OTT platforms use metrics such as Monthly Active Users (MAU) to determine the number of unique users interacting with the service each month. This metric helps track viewership changes over time. For subscription-based services, an effective way to measure viewership is by monitoring the total number of subscribers. Additionally, OTT services analyse consumption patterns using data on device usage, minutes watched, average session duration, churn rate, and traffic sources.

AI and machine learning-driven recommendation systems analyze vast amounts of data to personalise content suggestions on OTT and social media platforms. These systems assess users' digital interactions, learn from these engagements, and refine algorithms through data analytics.

They collect and process data using content-based filtering techniques to customise recommendations.

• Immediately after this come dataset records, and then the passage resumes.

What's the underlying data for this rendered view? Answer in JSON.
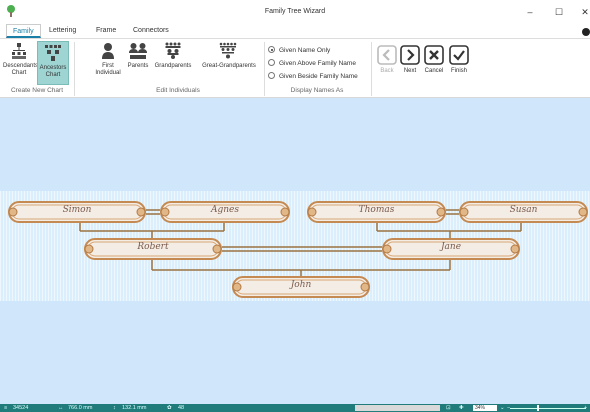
{
  "window": {
    "title": "Family Tree Wizard",
    "minimize_label": "–",
    "maximize_label": "☐",
    "close_label": "✕"
  },
  "tabs": [
    {
      "label": "Family",
      "active": true
    },
    {
      "label": "Lettering",
      "active": false
    },
    {
      "label": "Frame",
      "active": false
    },
    {
      "label": "Connectors",
      "active": false
    }
  ],
  "ribbon": {
    "create_new_chart": {
      "group_label": "Create New Chart",
      "descendants": {
        "line1": "Descendants",
        "line2": "Chart"
      },
      "ancestors": {
        "line1": "Ancestors",
        "line2": "Chart"
      }
    },
    "edit_individuals": {
      "group_label": "Edit Individuals",
      "first_individual": {
        "line1": "First",
        "line2": "Individual"
      },
      "parents": "Parents",
      "grandparents": "Grandparents",
      "great_grandparents": "Great-Grandparents"
    },
    "display_names": {
      "group_label": "Display Names As",
      "options": [
        {
          "label": "Given Name Only",
          "selected": true
        },
        {
          "label": "Given Above Family Name",
          "selected": false
        },
        {
          "label": "Given Beside Family Name",
          "selected": false
        }
      ]
    },
    "nav": {
      "back": "Back",
      "next": "Next",
      "cancel": "Cancel",
      "finish": "Finish"
    }
  },
  "tree": {
    "great_grandparents": [
      "Simon",
      "Agnes",
      "Thomas",
      "Susan"
    ],
    "grandparents": [
      "Robert",
      "Jane"
    ],
    "individual": "John",
    "frame_color": "#c58a52",
    "connector_color": "#9a7240",
    "name_color": "#7a5a4a"
  },
  "status": {
    "stitches": "34524",
    "width": "766.0 mm",
    "height": "132.1 mm",
    "colors": "48",
    "zoom": "34%"
  },
  "colors": {
    "accent": "#1a7fa6",
    "statusbar": "#1f7c7a",
    "canvas": "#cfe6fb"
  }
}
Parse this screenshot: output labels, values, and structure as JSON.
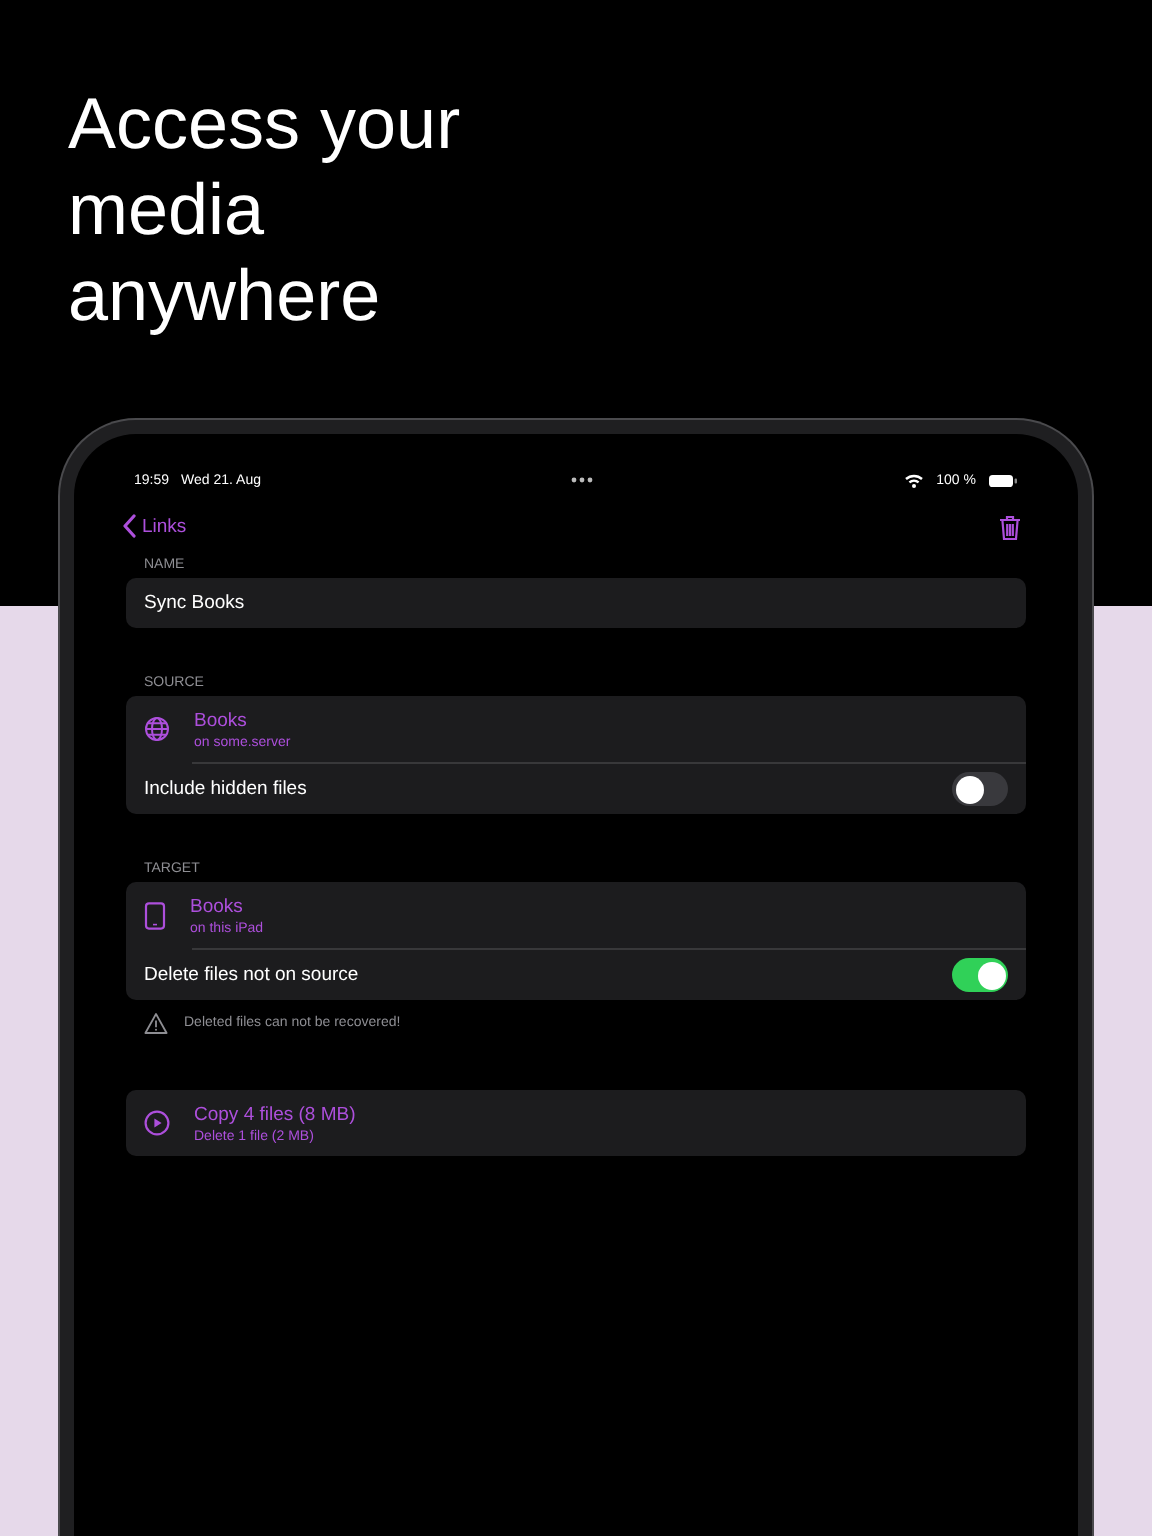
{
  "headline": "Access your\nmedia\nanywhere",
  "status_bar": {
    "time": "19:59",
    "date": "Wed 21. Aug",
    "battery": "100 %"
  },
  "nav": {
    "back": "Links"
  },
  "sections": [
    {
      "header": "NAME",
      "rows": [
        {
          "kind": "field",
          "value": "Sync Books"
        }
      ]
    },
    {
      "header": "SOURCE",
      "rows": [
        {
          "kind": "remote",
          "title": "Books",
          "subtitle": "on some.server"
        },
        {
          "kind": "toggle",
          "label": "Include hidden files",
          "on": false
        }
      ]
    },
    {
      "header": "TARGET",
      "rows": [
        {
          "kind": "local",
          "title": "Books",
          "subtitle": "on this iPad"
        },
        {
          "kind": "toggle",
          "label": "Delete files not on source",
          "on": true
        }
      ],
      "footer": "Deleted files can not be recovered!"
    },
    {
      "rows": [
        {
          "kind": "action",
          "title": "Copy 4 files (8 MB)",
          "subtitle": "Delete 1 file (2 MB)"
        }
      ]
    }
  ]
}
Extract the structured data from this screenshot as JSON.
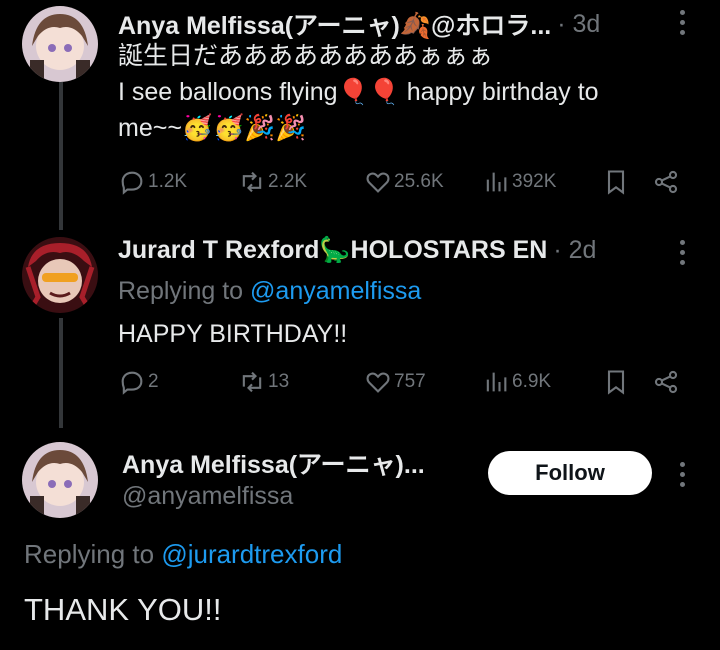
{
  "tweets": [
    {
      "name": "Anya Melfissa(アーニャ)🍂@ホロラ...",
      "time": "· 3d",
      "text_line1": "誕生日だああああああああぁぁぁ",
      "text_line2": "I see balloons flying🎈🎈 happy birthday to",
      "text_line3": "me~~🥳🥳🎉🎉",
      "stats": {
        "replies": "1.2K",
        "reposts": "2.2K",
        "likes": "25.6K",
        "views": "392K"
      }
    },
    {
      "name": "Jurard T Rexford🦕HOLOSTARS EN",
      "time": "· 2d",
      "replying_prefix": "Replying to ",
      "replying_handle": "@anyamelfissa",
      "text": "HAPPY BIRTHDAY!!",
      "stats": {
        "replies": "2",
        "reposts": "13",
        "likes": "757",
        "views": "6.9K"
      }
    }
  ],
  "focused": {
    "name": "Anya Melfissa(アーニャ)...",
    "handle": "@anyamelfissa",
    "follow_label": "Follow",
    "replying_prefix": "Replying to ",
    "replying_handle": "@jurardtrexford",
    "text": "THANK YOU!!"
  },
  "colors": {
    "background": "#000000",
    "text": "#e7e9ea",
    "muted": "#71767b",
    "link": "#1d9bf0",
    "follow_bg": "#ffffff"
  },
  "icons": [
    "reply-icon",
    "repost-icon",
    "like-icon",
    "views-icon",
    "bookmark-icon",
    "share-icon",
    "more-icon"
  ]
}
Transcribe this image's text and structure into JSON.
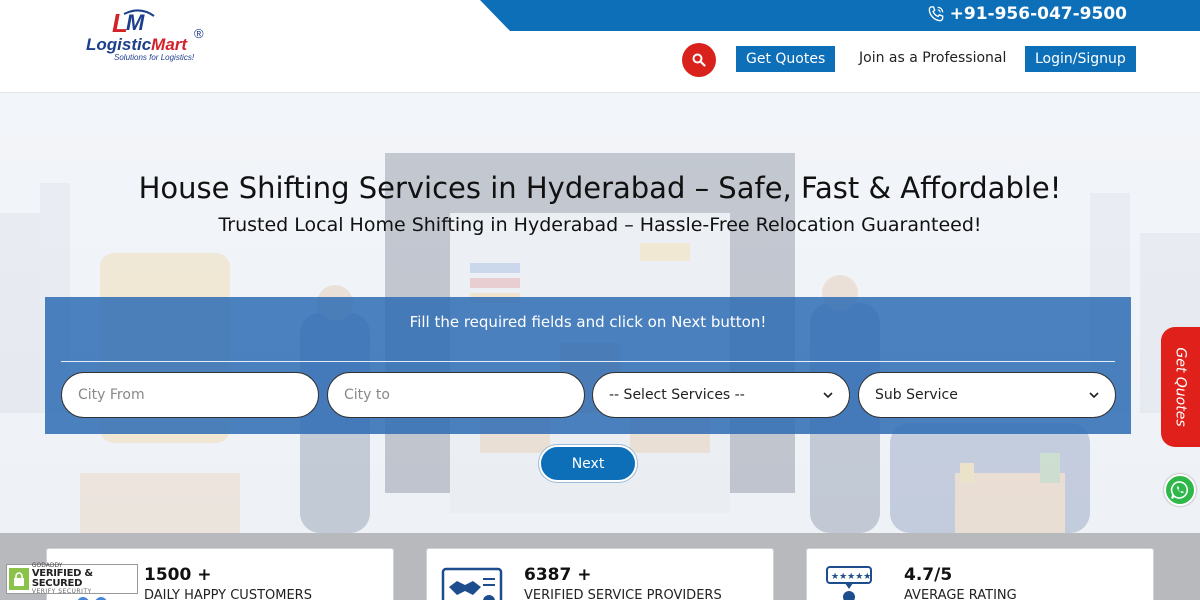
{
  "header": {
    "phone": "+91-956-047-9500",
    "logo": {
      "brand_a": "Logistic",
      "brand_b": "Mart",
      "reg": "®",
      "tagline": "Solutions for Logistics!"
    },
    "get_quotes": "Get Quotes",
    "join": "Join as a Professional",
    "login": "Login/Signup",
    "icons": {
      "search": "search-icon",
      "phone": "phone-icon"
    },
    "colors": {
      "primary": "#0d6fb8",
      "accent": "#d9221c"
    }
  },
  "hero": {
    "title": "House Shifting Services in Hyderabad – Safe, Fast & Affordable!",
    "subtitle": "Trusted Local Home Shifting in Hyderabad – Hassle-Free Relocation Guaranteed!"
  },
  "form": {
    "message": "Fill the required fields and click on Next button!",
    "city_from_placeholder": "City From",
    "city_to_placeholder": "City to",
    "services_selected": "-- Select Services --",
    "sub_service_selected": "Sub Service",
    "next": "Next"
  },
  "stats": [
    {
      "value": "1500 +",
      "label": "DAILY HAPPY CUSTOMERS"
    },
    {
      "value": "6387 +",
      "label": "VERIFIED SERVICE PROVIDERS"
    },
    {
      "value": "4.7/5",
      "label": "AVERAGE RATING"
    }
  ],
  "side": {
    "get_quotes": "Get Quotes"
  },
  "badge": {
    "line1": "GODADDY",
    "line2": "VERIFIED & SECURED",
    "line3": "VERIFY SECURITY"
  }
}
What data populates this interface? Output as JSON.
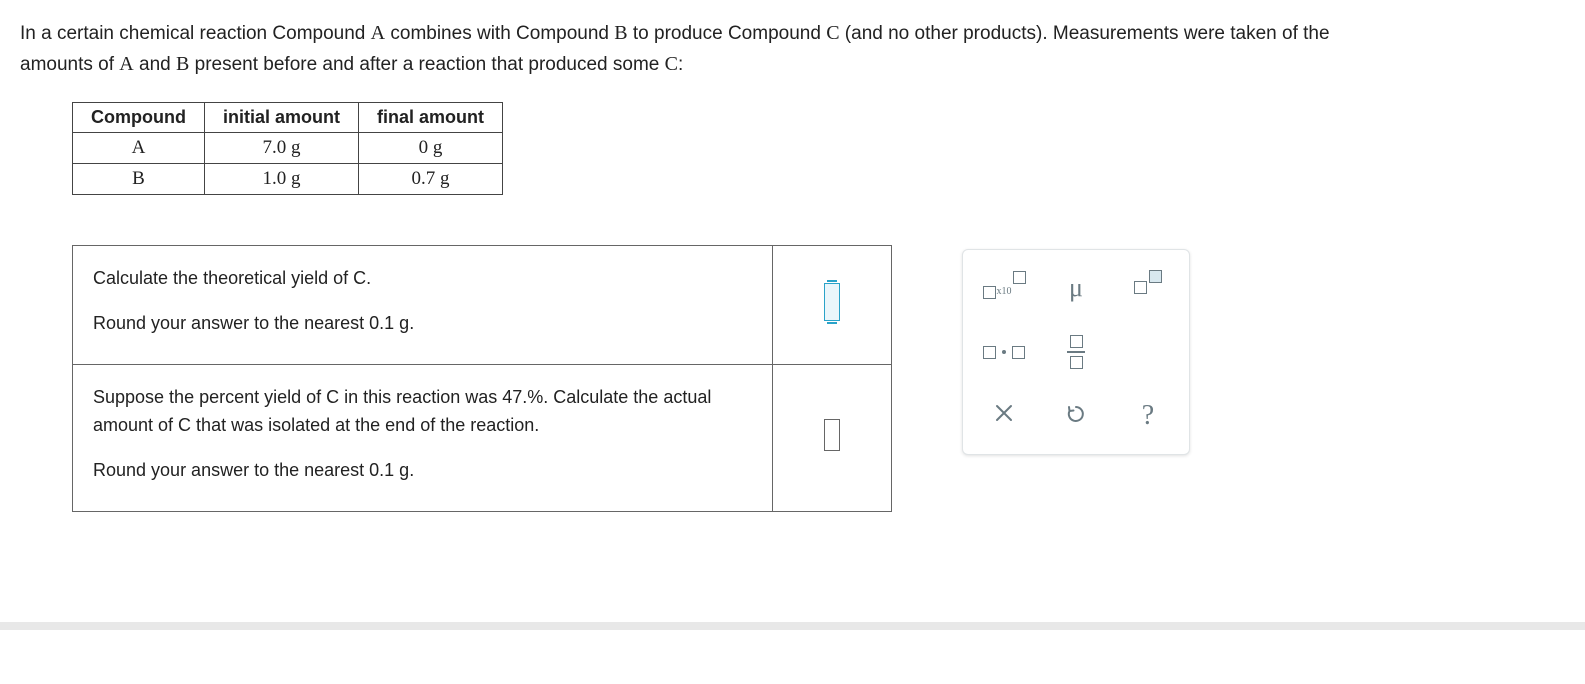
{
  "intro": {
    "line1_pre": "In a certain chemical reaction Compound ",
    "A": "A",
    "line1_mid1": " combines with Compound ",
    "B": "B",
    "line1_mid2": " to produce Compound ",
    "C": "C",
    "line1_post": " (and no other products). Measurements were taken of the",
    "line2_pre": "amounts of ",
    "line2_mid": " and ",
    "line2_post": " present before and after a reaction that produced some ",
    "line2_end": ":"
  },
  "table": {
    "headers": {
      "compound": "Compound",
      "initial": "initial amount",
      "final": "final amount"
    },
    "rows": [
      {
        "compound": "A",
        "initial": "7.0 g",
        "final": "0 g"
      },
      {
        "compound": "B",
        "initial": "1.0 g",
        "final": "0.7 g"
      }
    ]
  },
  "questions": [
    {
      "line1": "Calculate the theoretical yield of C.",
      "line2": "Round your answer to the nearest 0.1 g."
    },
    {
      "line1": "Suppose the percent yield of C in this reaction was 47.%. Calculate the actual amount of C that was isolated at the end of the reaction.",
      "line2": "Round your answer to the nearest 0.1 g."
    }
  ],
  "toolbox": {
    "sci": "x10",
    "mu": "μ",
    "help": "?"
  }
}
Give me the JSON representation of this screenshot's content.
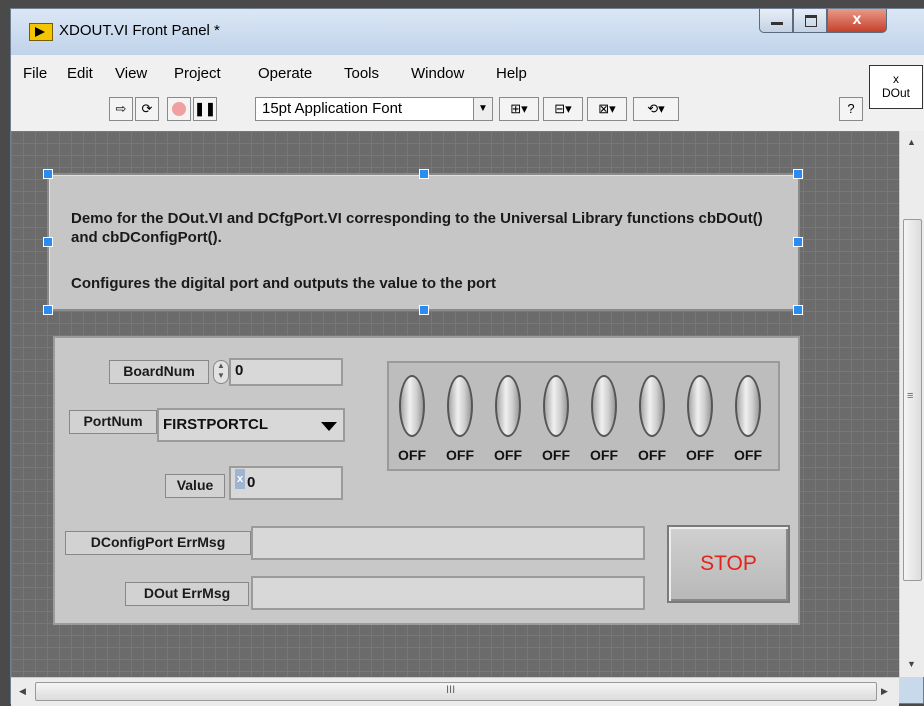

To evaluate the effectiveness and reach of advertisements, OTT platforms utilise key metrics such as Cost Per Minute (CPM), Cost Per View (CPV), or Cost Per Completed View (CPCV). CPM and CPCV are crucial for assessing the performance of OTT advertisements and the overall marketing effectiveness. These metrics are instrumental in calculating the return on investment for OTT advertising campaigns.

“Given the extensive range of measurement tools already in use by OTT services, the rationale for standardising these methods with those used for TV audience measurement remains ambiguous and is absolutely unnecessary,” IBDF said.

The Internet and Mobile Association of India (IAMAI) also opposed the idea of integration of TV and OTT viewership.

“It is important to highlight that, TRPs are primarily applicable for television networks and do not apply to OTT platforms, which use different technology and operate in a fundamentally different manner. As such the relevance of the TRP as applicable to television has no impact on the emergence of the OTT platforms,” IAMAI said.

TRAI Telecom Regulatory Authority of India BARC India National Broadcast Policy IBDF IAMAI I&B ministry Indian broadcasting and digital foundation NBDA News Broadcasters and Digital Association